Rep. Lofgren, lack of regulation and current law’s general disregard for women’s health, safety, and dignity allowed Kermit Gosnell to butcher women and their pain-capable children—many of whom he killed after birth—for so long. Given the abortion industry’s ever-growing history of negligence, do you really think that the many states that don’t adequately regulate abortion facilities are doing enough to ensure that women receiving abortions won’t die or suffer from serious complications? Are you aware that Kermit Gosnell was caught because of an unrelated drug raid?
Rep. Lofgren, do you think that our country’s laws against murder should protect all human beings, or just those who are lucky enough to escape the painful tools of abortionists? Should abortionists like Douglas Karpen go to prison for their crimes, too? And why don’t you agree that these monsters should be prevented from committing these heinous crimes in the first place?
During a press conference before the House began debating the bill, a reporter asked Rep. Diana DeGette (D-CO), “Many Democrats, when they were arguing for gun control in the wake of the Sandy Hook shooting, said even if this saves one life, it will be worth doing. Why not support this bill then, if it undoubtedly will save lives of babies that have been carried throughout five months of pregnancy?”
She brilliantly responded:
“Well, this is um, we—we already have laws in many states of this country—this bill is, is blatantly unconstitutional and, um, and if you look at the perceived—er, if you look at the stated reason of doing this legislation, the Kermit Gosnell case, that gentleman was convicted of murder and sentenced to life.”
Rep. DeGette, do you think that other “gentlemen” like late-term abortionist and convicted murderer Kermit Gosnell should continue to be allowed to dismember and mutilate human beings with scissors?

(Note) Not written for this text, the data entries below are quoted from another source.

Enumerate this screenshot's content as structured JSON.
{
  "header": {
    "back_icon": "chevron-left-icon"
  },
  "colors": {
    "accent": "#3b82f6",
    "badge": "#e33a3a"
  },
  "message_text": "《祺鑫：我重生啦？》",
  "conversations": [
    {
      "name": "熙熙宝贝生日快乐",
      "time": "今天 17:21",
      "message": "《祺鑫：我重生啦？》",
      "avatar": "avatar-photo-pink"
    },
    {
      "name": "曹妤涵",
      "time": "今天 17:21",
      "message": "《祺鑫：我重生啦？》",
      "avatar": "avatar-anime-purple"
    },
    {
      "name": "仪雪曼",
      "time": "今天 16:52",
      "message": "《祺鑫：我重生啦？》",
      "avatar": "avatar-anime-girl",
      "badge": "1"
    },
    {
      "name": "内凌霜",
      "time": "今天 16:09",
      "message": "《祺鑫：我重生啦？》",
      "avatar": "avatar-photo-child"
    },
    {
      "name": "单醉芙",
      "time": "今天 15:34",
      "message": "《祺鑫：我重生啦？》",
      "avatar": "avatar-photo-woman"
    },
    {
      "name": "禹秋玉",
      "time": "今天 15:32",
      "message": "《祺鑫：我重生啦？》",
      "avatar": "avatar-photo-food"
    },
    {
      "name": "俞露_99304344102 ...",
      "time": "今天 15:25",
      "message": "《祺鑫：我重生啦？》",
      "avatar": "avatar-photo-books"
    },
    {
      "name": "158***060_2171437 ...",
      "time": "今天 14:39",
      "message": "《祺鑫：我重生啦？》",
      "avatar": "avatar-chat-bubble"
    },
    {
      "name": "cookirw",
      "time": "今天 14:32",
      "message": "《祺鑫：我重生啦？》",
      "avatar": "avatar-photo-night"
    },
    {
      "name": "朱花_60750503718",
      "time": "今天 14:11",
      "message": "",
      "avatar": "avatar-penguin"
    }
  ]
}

The majority of Americans don’t.Read More
Tags: DeGette, Lofgren, obama, Pain-Capable Unborn Child Protection Act